Work item: Whichever lines of the material contain "superiores", copy each of them.

Records for the task:
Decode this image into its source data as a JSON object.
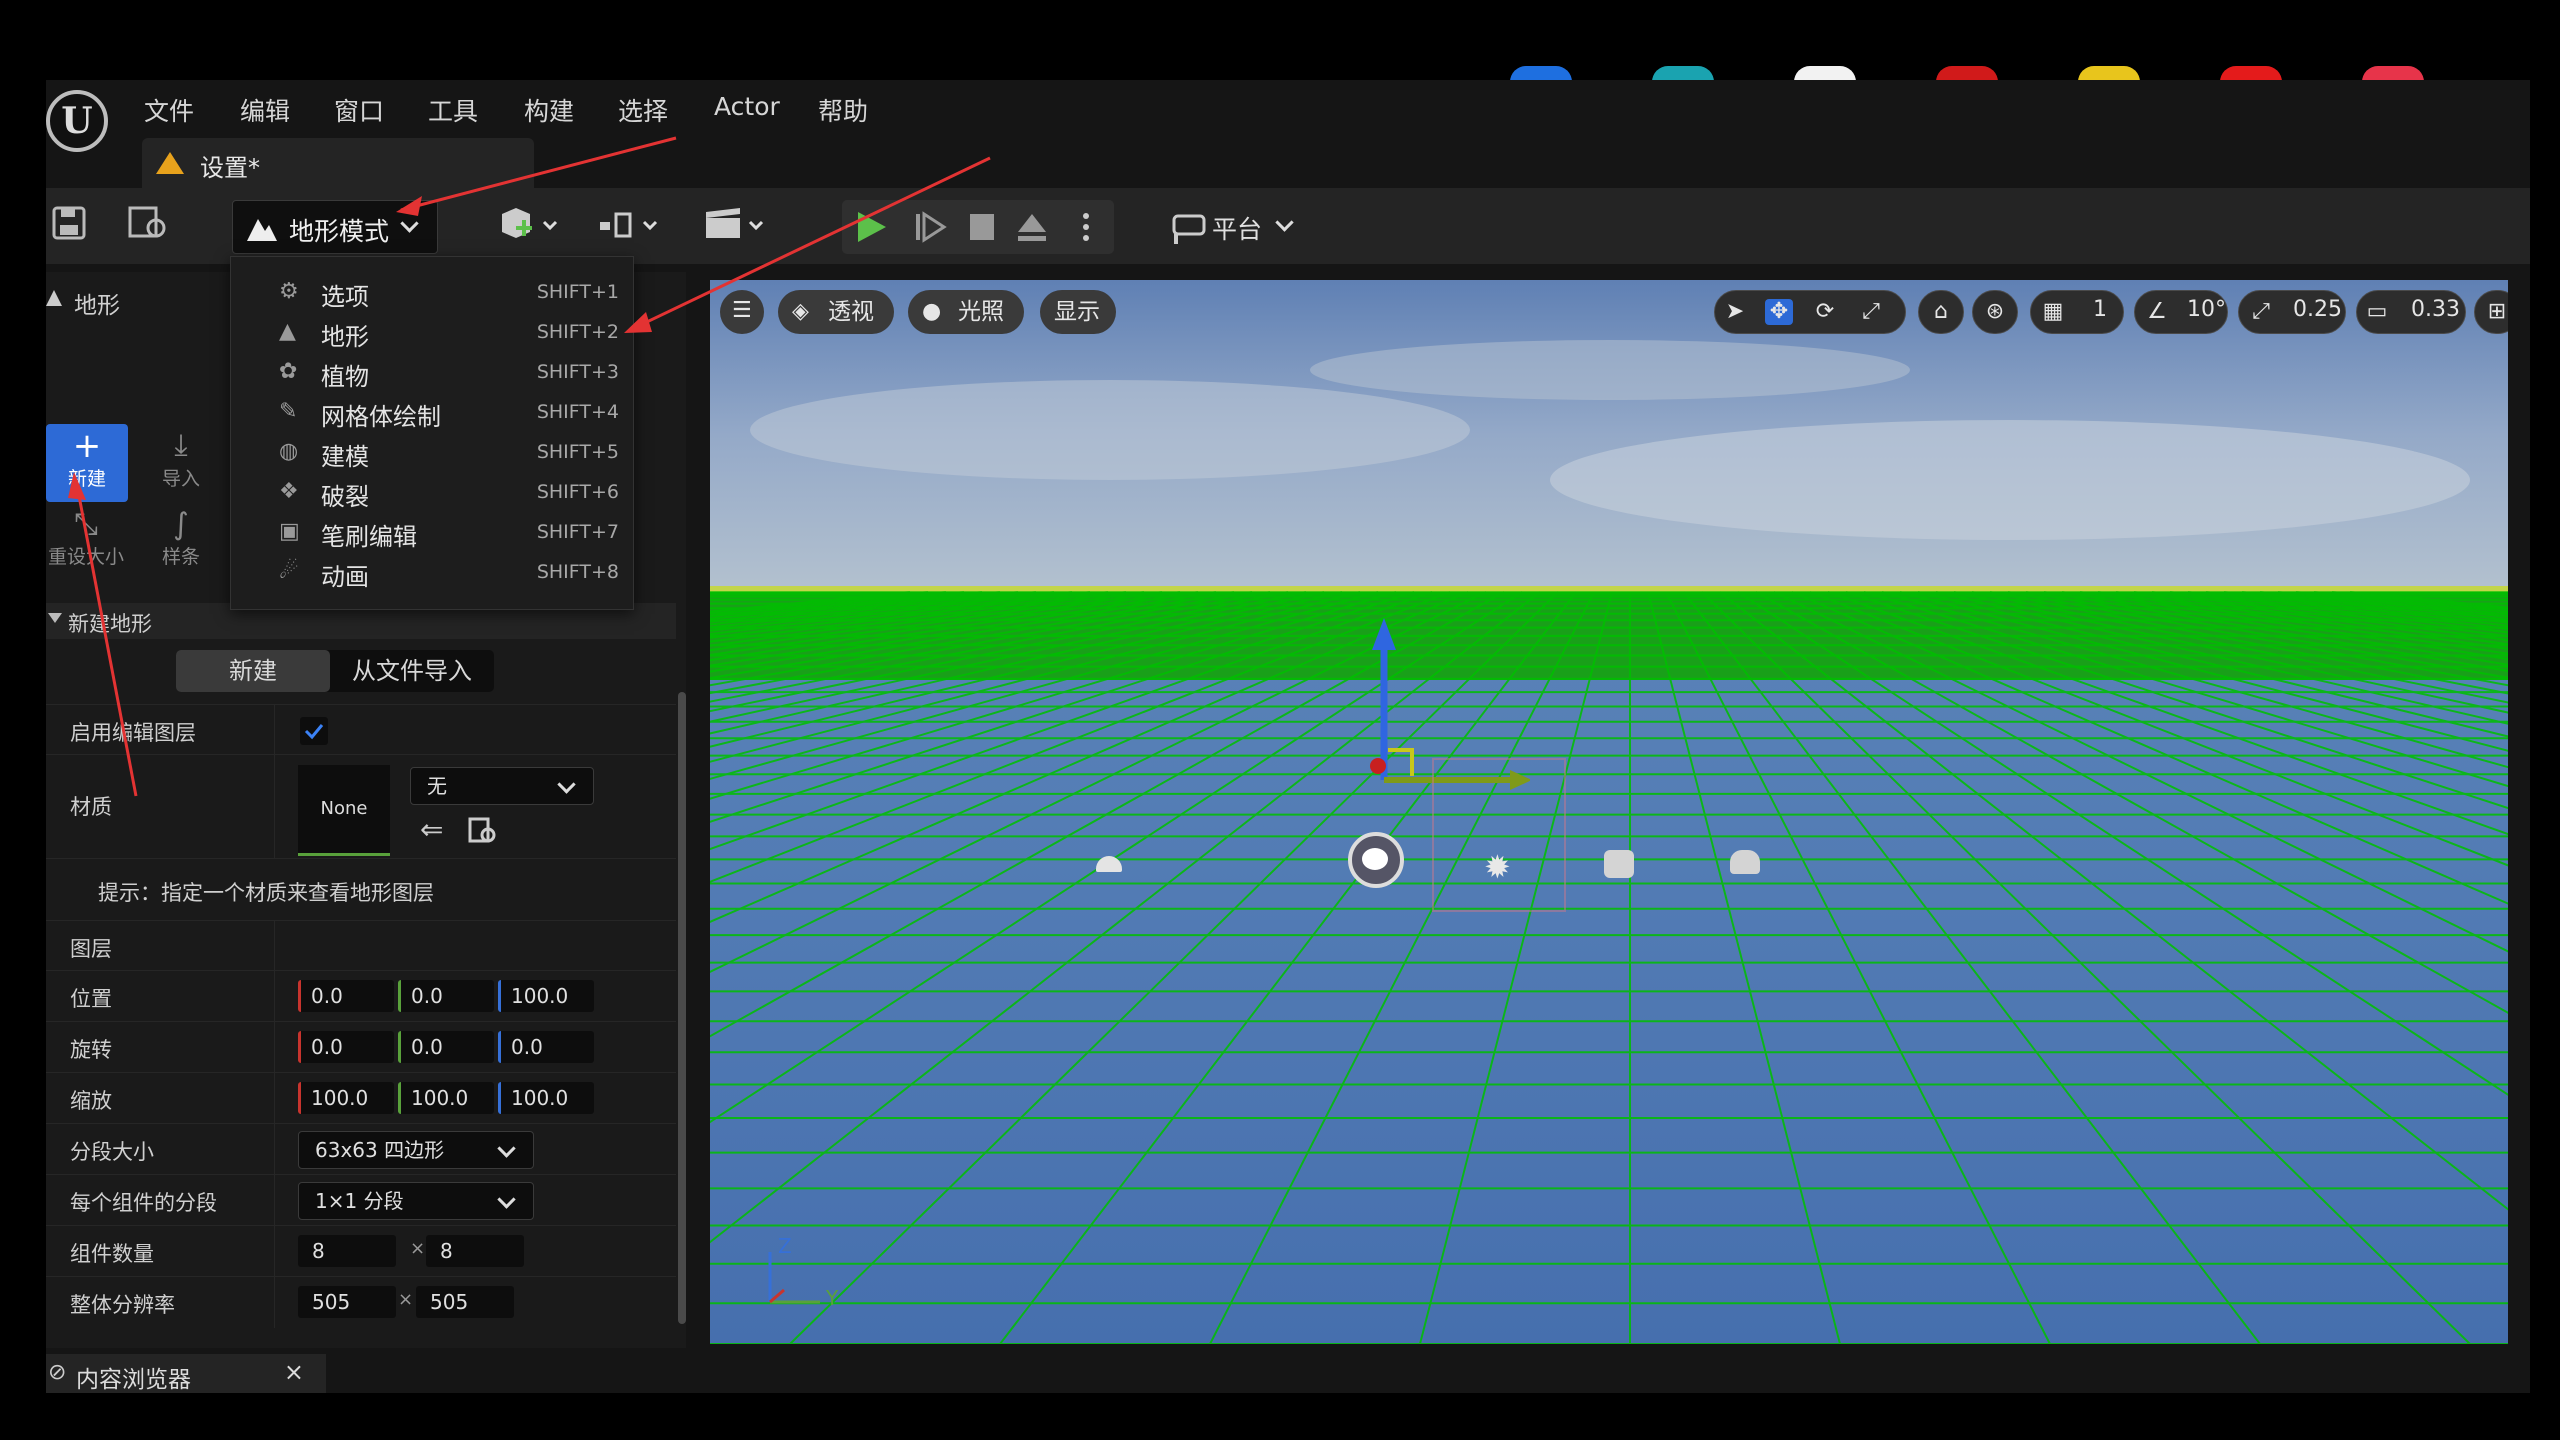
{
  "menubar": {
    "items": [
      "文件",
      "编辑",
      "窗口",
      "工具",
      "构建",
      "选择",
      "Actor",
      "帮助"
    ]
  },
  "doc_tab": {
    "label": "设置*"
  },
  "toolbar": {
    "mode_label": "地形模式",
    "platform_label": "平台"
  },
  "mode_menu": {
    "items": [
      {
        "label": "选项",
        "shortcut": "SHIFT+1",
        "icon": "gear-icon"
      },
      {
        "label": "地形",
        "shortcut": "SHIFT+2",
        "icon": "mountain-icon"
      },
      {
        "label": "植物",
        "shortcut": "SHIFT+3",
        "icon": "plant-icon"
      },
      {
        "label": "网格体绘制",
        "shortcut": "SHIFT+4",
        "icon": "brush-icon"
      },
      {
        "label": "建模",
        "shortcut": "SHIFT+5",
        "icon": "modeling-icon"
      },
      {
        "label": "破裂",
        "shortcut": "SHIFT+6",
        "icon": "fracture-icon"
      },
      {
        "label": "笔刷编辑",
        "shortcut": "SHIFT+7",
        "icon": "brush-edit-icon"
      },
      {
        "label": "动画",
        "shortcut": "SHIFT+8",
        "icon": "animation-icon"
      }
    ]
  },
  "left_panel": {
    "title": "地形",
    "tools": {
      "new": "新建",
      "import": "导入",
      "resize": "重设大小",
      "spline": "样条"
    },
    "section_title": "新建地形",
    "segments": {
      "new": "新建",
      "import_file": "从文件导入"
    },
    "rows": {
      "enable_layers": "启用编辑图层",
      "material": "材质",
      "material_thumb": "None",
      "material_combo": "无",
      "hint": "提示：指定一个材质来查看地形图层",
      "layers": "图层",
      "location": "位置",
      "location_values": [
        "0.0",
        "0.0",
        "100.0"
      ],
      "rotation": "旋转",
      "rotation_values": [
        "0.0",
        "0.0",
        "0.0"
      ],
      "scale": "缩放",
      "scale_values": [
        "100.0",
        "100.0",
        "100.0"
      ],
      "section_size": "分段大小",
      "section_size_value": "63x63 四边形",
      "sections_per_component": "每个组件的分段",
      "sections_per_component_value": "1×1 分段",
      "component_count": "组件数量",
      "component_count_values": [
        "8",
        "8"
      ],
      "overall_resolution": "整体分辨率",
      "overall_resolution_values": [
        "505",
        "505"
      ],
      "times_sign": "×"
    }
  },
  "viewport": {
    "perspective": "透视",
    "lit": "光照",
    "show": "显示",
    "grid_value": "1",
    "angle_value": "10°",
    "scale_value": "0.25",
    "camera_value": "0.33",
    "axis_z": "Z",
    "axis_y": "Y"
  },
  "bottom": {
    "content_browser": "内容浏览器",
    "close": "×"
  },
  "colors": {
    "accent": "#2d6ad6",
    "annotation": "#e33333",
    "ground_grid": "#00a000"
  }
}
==
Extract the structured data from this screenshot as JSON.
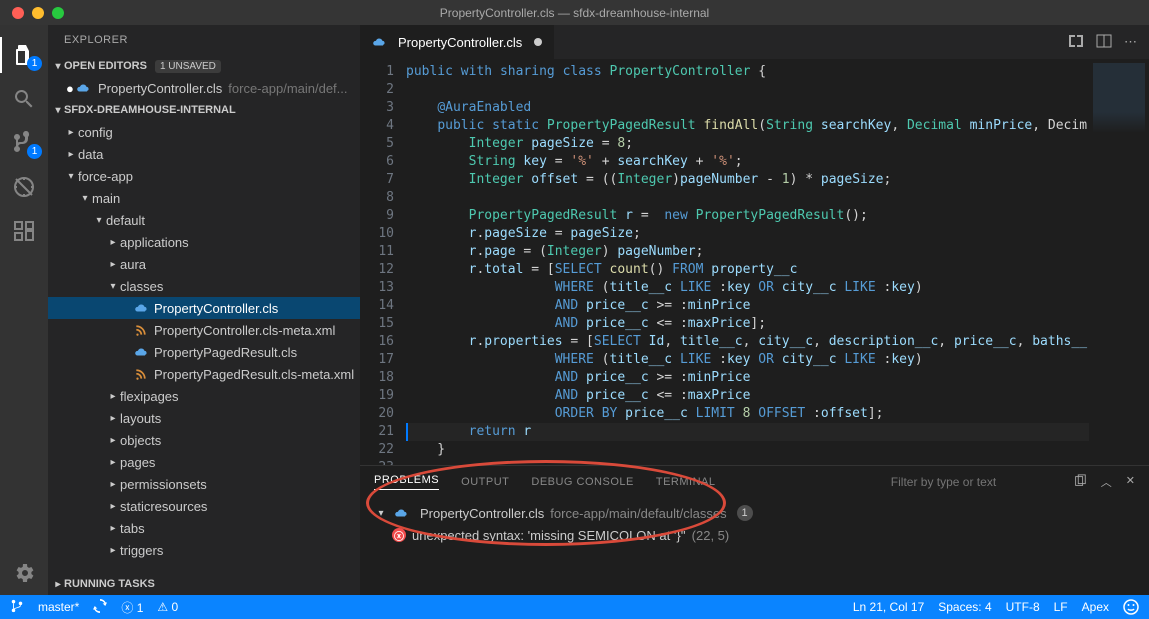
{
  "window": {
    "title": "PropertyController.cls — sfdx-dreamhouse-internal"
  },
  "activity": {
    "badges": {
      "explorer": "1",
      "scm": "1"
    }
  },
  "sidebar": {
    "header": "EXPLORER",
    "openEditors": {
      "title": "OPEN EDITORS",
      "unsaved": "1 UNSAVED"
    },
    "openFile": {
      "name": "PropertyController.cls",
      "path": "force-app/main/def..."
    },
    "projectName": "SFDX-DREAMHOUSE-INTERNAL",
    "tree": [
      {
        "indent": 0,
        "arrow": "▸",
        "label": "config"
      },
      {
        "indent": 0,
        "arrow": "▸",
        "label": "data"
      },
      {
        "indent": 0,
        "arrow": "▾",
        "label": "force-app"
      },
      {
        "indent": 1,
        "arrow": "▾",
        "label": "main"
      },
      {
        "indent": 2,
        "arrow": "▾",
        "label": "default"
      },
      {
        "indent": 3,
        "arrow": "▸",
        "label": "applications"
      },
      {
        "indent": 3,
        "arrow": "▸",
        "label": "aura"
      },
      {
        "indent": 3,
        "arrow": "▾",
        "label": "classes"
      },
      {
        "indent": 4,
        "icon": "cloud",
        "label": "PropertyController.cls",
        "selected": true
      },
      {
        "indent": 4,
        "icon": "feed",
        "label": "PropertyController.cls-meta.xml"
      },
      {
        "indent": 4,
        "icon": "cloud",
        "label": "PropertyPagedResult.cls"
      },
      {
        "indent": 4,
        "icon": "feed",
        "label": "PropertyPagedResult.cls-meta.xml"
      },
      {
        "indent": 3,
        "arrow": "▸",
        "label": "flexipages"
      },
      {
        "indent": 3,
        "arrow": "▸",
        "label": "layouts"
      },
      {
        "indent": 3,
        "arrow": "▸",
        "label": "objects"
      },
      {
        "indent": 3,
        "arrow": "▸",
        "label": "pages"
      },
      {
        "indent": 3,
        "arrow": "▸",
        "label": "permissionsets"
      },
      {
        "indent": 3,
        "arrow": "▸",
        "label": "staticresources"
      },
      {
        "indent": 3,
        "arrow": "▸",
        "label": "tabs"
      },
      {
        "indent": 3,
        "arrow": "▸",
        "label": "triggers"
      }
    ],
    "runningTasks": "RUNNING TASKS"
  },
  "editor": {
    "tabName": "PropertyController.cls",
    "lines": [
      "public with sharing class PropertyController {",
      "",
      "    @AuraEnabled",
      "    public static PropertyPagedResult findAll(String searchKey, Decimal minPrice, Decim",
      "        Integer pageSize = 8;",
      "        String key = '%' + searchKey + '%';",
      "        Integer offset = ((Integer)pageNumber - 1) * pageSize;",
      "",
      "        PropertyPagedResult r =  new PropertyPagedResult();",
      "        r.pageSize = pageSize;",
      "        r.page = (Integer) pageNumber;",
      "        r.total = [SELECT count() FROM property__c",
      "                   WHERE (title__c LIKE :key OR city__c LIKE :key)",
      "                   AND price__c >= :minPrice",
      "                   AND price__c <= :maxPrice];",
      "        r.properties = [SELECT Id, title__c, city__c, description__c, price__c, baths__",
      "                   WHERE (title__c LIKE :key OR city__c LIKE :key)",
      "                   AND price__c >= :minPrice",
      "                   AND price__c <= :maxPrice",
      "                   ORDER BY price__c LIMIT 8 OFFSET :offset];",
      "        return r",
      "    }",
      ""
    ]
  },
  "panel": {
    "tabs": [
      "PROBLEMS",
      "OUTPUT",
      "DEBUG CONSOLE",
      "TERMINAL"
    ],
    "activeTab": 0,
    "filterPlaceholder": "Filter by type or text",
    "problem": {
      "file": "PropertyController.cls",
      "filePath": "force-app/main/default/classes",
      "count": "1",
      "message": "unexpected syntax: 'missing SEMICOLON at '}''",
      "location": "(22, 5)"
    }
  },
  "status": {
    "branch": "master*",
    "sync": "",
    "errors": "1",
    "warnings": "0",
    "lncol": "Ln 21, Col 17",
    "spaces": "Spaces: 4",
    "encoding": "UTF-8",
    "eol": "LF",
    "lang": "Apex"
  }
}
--
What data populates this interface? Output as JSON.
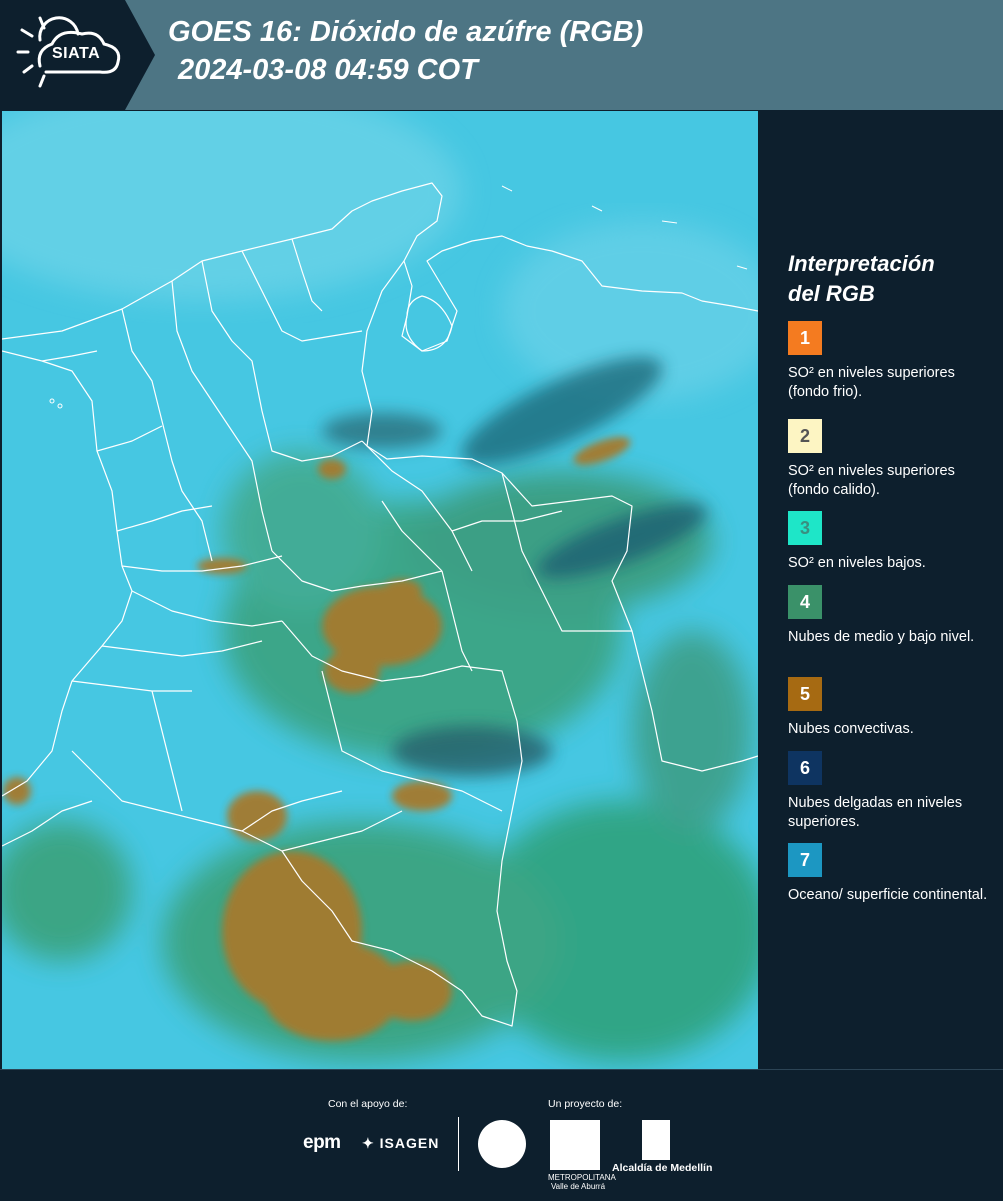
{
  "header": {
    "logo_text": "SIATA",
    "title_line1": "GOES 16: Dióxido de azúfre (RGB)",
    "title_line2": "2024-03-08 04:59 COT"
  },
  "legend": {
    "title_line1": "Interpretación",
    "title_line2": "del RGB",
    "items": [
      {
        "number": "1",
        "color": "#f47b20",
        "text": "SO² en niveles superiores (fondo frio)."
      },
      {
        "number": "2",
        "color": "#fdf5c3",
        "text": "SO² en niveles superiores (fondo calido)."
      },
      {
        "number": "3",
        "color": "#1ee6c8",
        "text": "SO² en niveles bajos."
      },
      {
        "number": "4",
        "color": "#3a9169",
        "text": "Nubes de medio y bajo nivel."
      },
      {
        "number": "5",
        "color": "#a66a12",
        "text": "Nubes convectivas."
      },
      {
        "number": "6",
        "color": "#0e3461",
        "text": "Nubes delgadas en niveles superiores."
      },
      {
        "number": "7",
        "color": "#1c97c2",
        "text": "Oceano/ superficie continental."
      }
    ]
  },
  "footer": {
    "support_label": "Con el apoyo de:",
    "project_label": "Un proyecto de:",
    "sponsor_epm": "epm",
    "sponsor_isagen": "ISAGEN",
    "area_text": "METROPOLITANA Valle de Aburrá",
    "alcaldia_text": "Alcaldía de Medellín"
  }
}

Task answer:
        "text": "SO² en niveles superiores (fondo frio)."
        "text": "SO² en niveles superiores (fondo calido)."
        "text": "Nubes delgadas en niveles superiores."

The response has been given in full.